They are unable to drive changes quickly with deep content insights

So many areas of a business feed into content planning and production, and it’s becoming heavily influenced by what sales and other parts of the organisation need. As Robert Rose has said before, marketing is becoming an on-demand content vending machine for other parts of the business, which stifles creativity, influence and effect.

The bottom line is that the link between content production, content utilisation and how it impacts revenue is broken. This means that when CMO’s are challenged on content investments, they find it difficult to prove ROI.

What Content Problems Can AI Solve?

The major issues barring marketers from delivering captivating brand narratives, enhancing the customer experience and ultimately driving engagement and conversions revolve around insufficient resources. It takes dedicated creative time and insights to produce consistent, high-quality and engaging content and these are a limited commodity for a marketer.

Thankfully, many laborious but essential marketing tasks can be automated by AI. Some of the more common problems marketers talk about are:

  • Understanding the context of content and tagging it correctly
  • Finding similar content from a vast library, either images or text
  • Understanding sentiment of content so that positive comments can be found quickly
  • Predicting what content works for a particular scenario based on large volumes of past performance data

AI can help with all of these broad areas. By far the biggest benefit of AI to marketing is the efficiencies it can provide when dealing with large volumes of data. It can learn from every campaign, every piece of content and every interaction far faster than you and your team can. It’s able to build a complete understanding of your brand, your consumers and your content in realtime; a mammoth task for a human.

And this continuous learning means that you’ll be getting much deeper insights to guide your campaigns. Each planning session and creative brainstorm will be directed by new information which has been pulled quickly, making sure that you’re ahead of the curve rather than behind it.

With image recognition and tagging capabilities, AI can take all of your Brand Generated (owned) and User Generated (earned) content and turn it into an easy to use asset library. Your team will no longer have to search and tag manually, and labeling standardisation means that content will be easy to find and use. This is a godsend for marketing teams that have large amounts of content squirrelled away in strange places.

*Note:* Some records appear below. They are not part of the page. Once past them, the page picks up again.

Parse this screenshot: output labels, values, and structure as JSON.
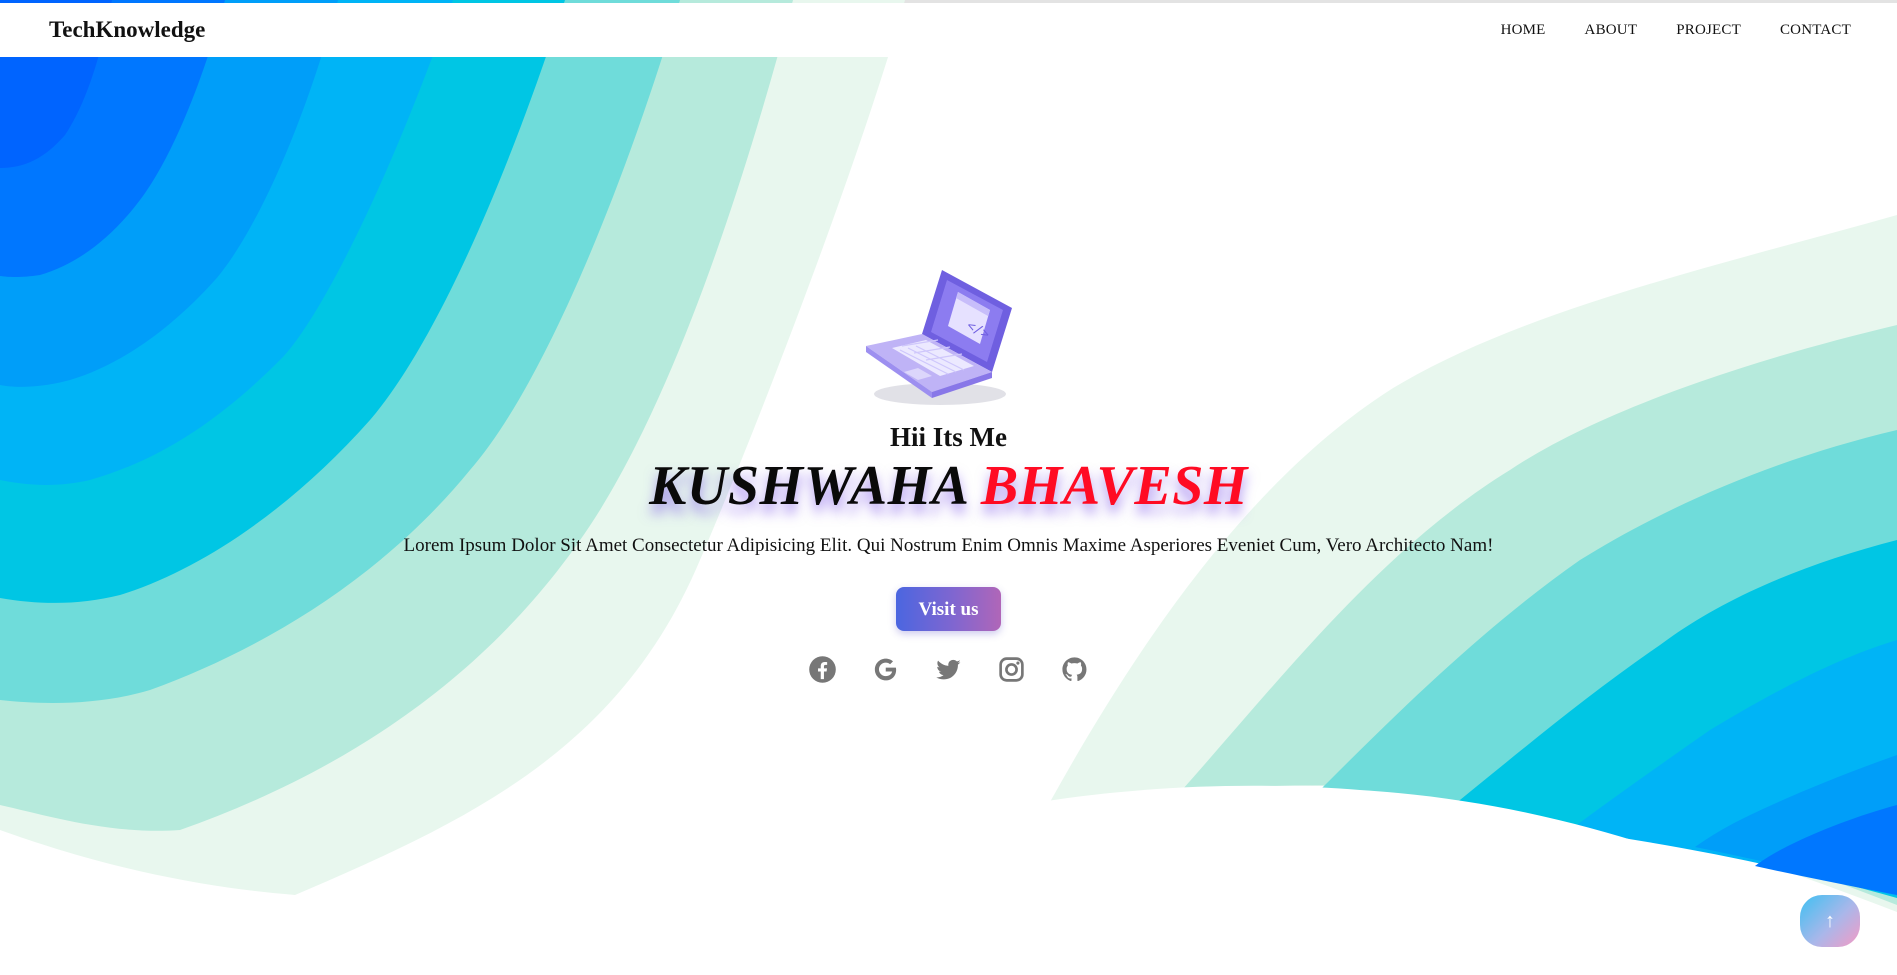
{
  "navbar": {
    "brand": "TechKnowledge",
    "links": [
      "HOME",
      "ABOUT",
      "PROJECT",
      "CONTACT"
    ]
  },
  "hero": {
    "greeting": "Hii Its Me",
    "name_first": "KUSHWAHA",
    "name_last": "BHAVESH",
    "description": "Lorem Ipsum Dolor Sit Amet Consectetur Adipisicing Elit. Qui Nostrum Enim Omnis Maxime Asperiores Eveniet Cum, Vero Architecto Nam!",
    "button_label": "Visit us",
    "illustration": "laptop-code-illustration"
  },
  "socials": [
    "facebook-icon",
    "google-icon",
    "twitter-icon",
    "instagram-icon",
    "github-icon"
  ],
  "scroll_top": {
    "icon": "arrow-up-icon",
    "glyph": "↑"
  },
  "colors": {
    "wave_palette": [
      "#e8f7ee",
      "#b6eadc",
      "#6fdcda",
      "#00c6e4",
      "#00b4f6",
      "#009ef9",
      "#0077ff",
      "#0064ff"
    ],
    "name_accent": "#ff0b23",
    "button_gradient": [
      "#4b66e0",
      "#b066b8"
    ],
    "social_icon": "#777777"
  }
}
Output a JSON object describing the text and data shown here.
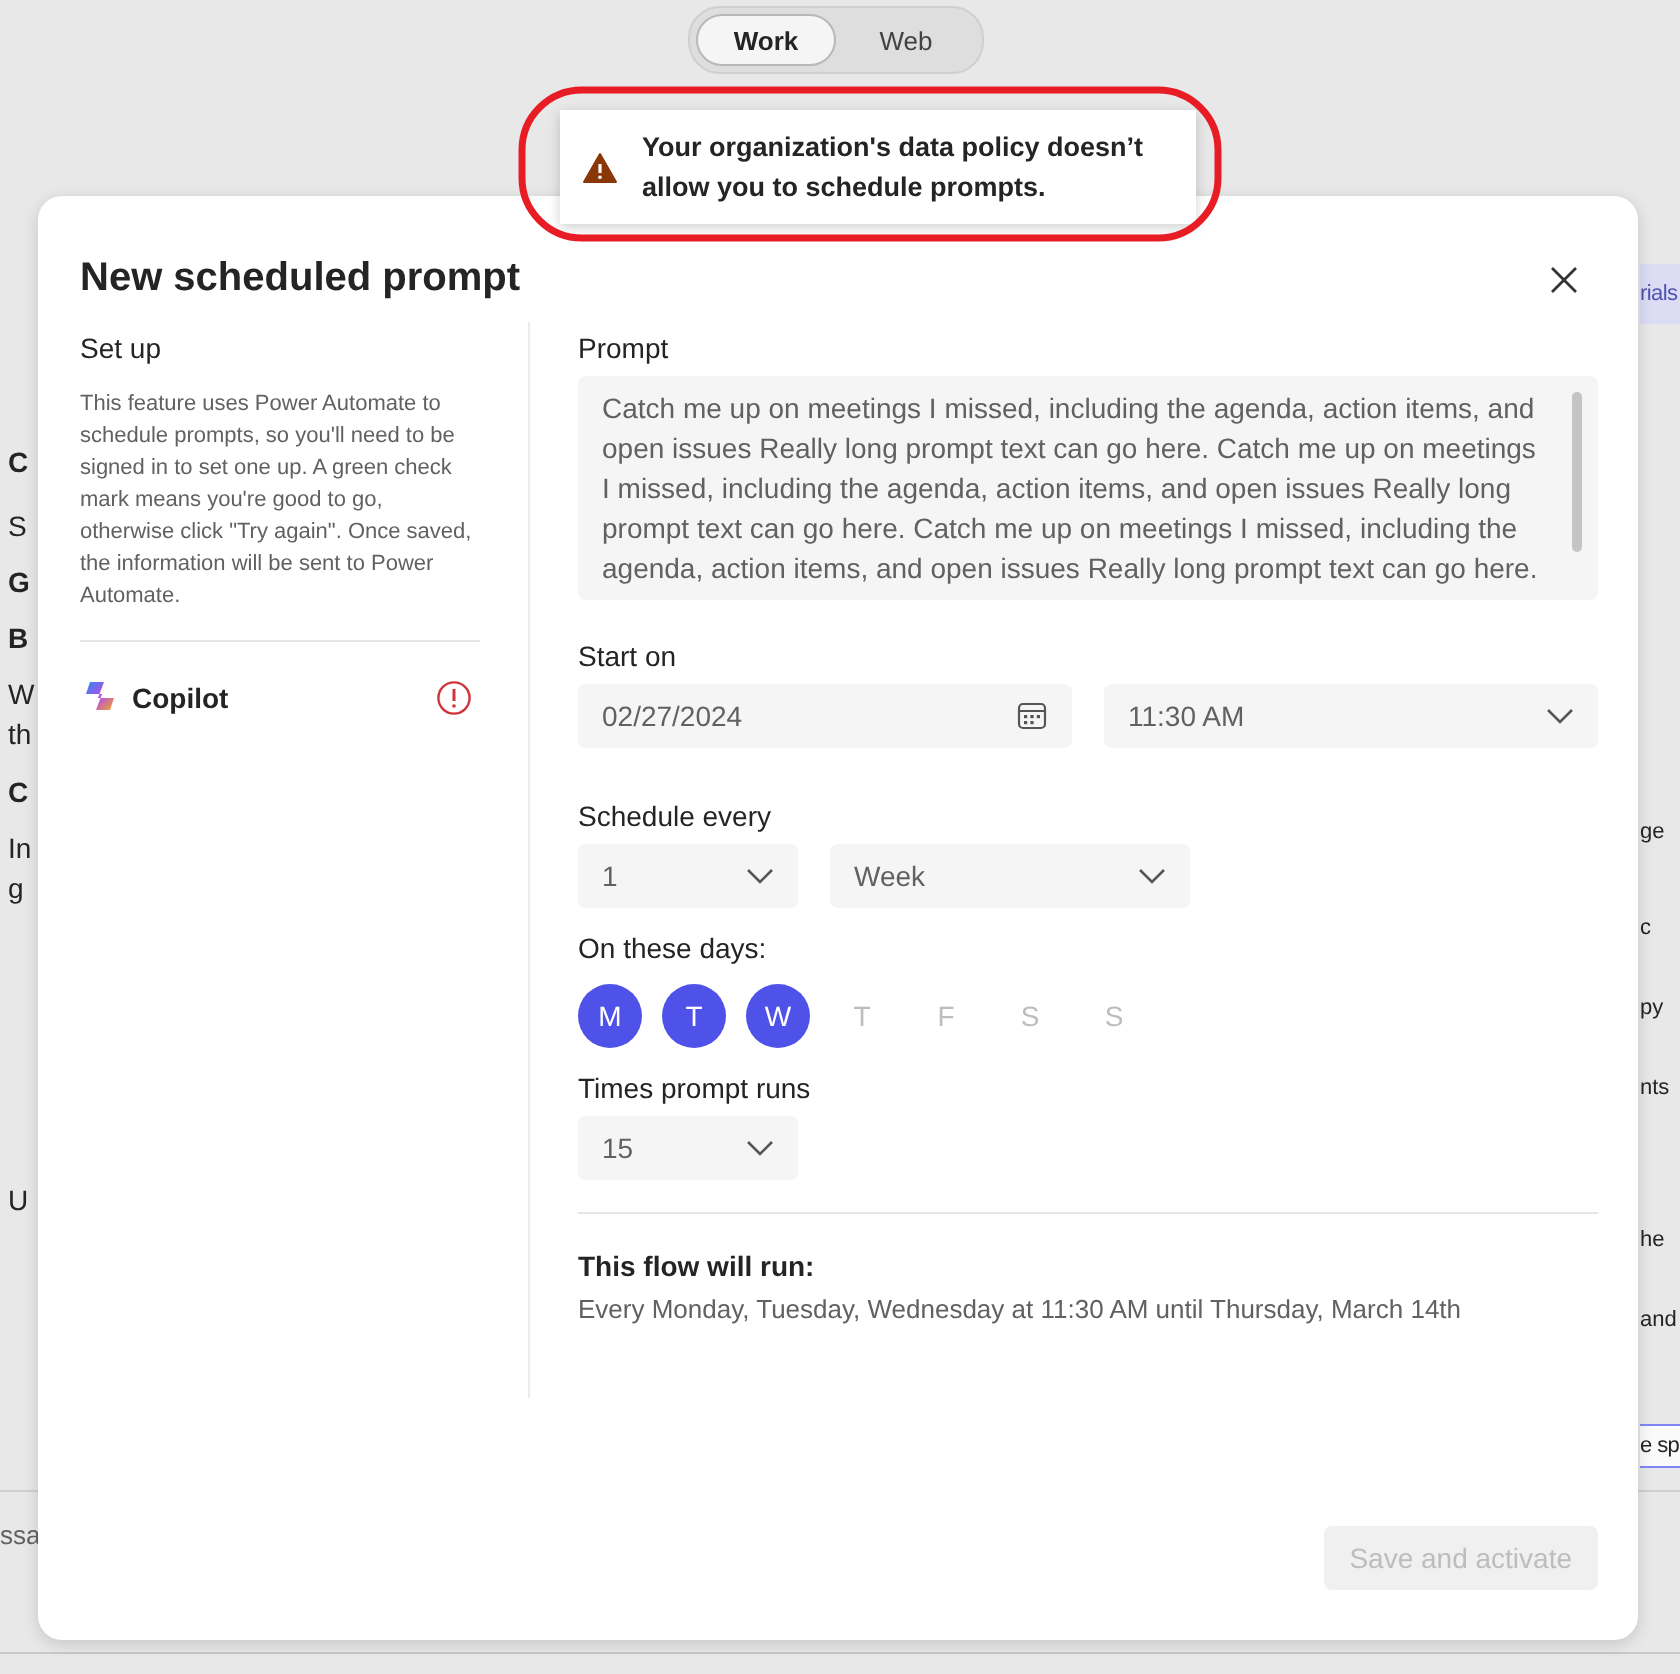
{
  "view_toggle": [
    {
      "label": "Work",
      "selected": true
    },
    {
      "label": "Web",
      "selected": false
    }
  ],
  "background": {
    "left_fragments": [
      "C",
      "S",
      "G",
      "B",
      "W",
      "th",
      "C",
      "In",
      "g",
      "U"
    ],
    "right_tab": "rials",
    "right_fragments": [
      "ge",
      "c",
      "py",
      "nts",
      "he",
      "and"
    ],
    "input_fragment": "e sp",
    "message_fragment": "ssa"
  },
  "toast": {
    "message": "Your organization's data policy doesn’t allow you to schedule prompts."
  },
  "dialog": {
    "title": "New scheduled prompt",
    "setup": {
      "heading": "Set up",
      "description": "This feature uses Power Automate to schedule prompts, so you'll need to be signed in to set one up. A green check mark means you're good to go, otherwise click \"Try again\".  Once saved, the information will be sent to Power Automate.",
      "account": {
        "name": "Copilot",
        "error": true
      }
    },
    "prompt": {
      "label": "Prompt",
      "value": "Catch me up on meetings I missed, including the agenda, action items, and open issues Really long prompt text can go here. Catch me up on meetings I missed, including the agenda, action items, and open issues Really long prompt text can go here. Catch me up on meetings I missed, including the agenda, action items, and open issues Really long prompt text can go here."
    },
    "start_on": {
      "label": "Start on",
      "date": "02/27/2024",
      "time": "11:30 AM"
    },
    "schedule_every": {
      "label": "Schedule every",
      "count": "1",
      "unit": "Week"
    },
    "days": {
      "label": "On these days:",
      "items": [
        {
          "label": "M",
          "selected": true
        },
        {
          "label": "T",
          "selected": true
        },
        {
          "label": "W",
          "selected": true
        },
        {
          "label": "T",
          "selected": false
        },
        {
          "label": "F",
          "selected": false
        },
        {
          "label": "S",
          "selected": false
        },
        {
          "label": "S",
          "selected": false
        }
      ]
    },
    "times": {
      "label": "Times prompt runs",
      "value": "15"
    },
    "summary": {
      "heading": "This flow will run:",
      "text": "Every Monday, Tuesday, Wednesday at 11:30 AM until Thursday, March 14th"
    },
    "save_button": {
      "label": "Save and activate",
      "disabled": true
    }
  }
}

When it comes to managing projects, AI can also boost engagement and performance with contextual intelligences, learning from historical data to provide you with content that has a higher potential to grab consumer attention and convert.

It can even control publication for you, connecting content with various smart publishing tools, but in an intelligent way. It will know which content will perform best on a particular channel and it can manage the optimisation, meaning that your days of trial and error testing, and faffing around with aspect ratios are over.

Where Can You Get This Type Of AI From?

If you have an in-house technical team then you may be able to implement your own solutions, although most companies choose to work with a provider as this is far more economical.   

There a several MarTech providers offering AI content solutions so when doing your research it’s important to understand what tasks you want AI to take over. Have a look at the pain points in your team. What are your most time and resource consuming tasks?

Once you have established what your process driven marketing tasks are, you can then sit down with an AI team and identify where AI can actually help.  

Armed with a clear understanding of your needs and knowing which things should be considered before you buy AI; not only will you be able to find a provider that can give you a clear return on your adoption of the technology, but you’ll have a much easier experience in adding AI to your business.

Here at StoryStream, we’ve invested an extra £1.2 million into building an unparalleled, intelligent AI system that can improve efficiency, power engaging content experiences and unlock valuable marketing insights. Talk to us today to find out how this can advance your marketing strategy.

First published on the StoryStream blog site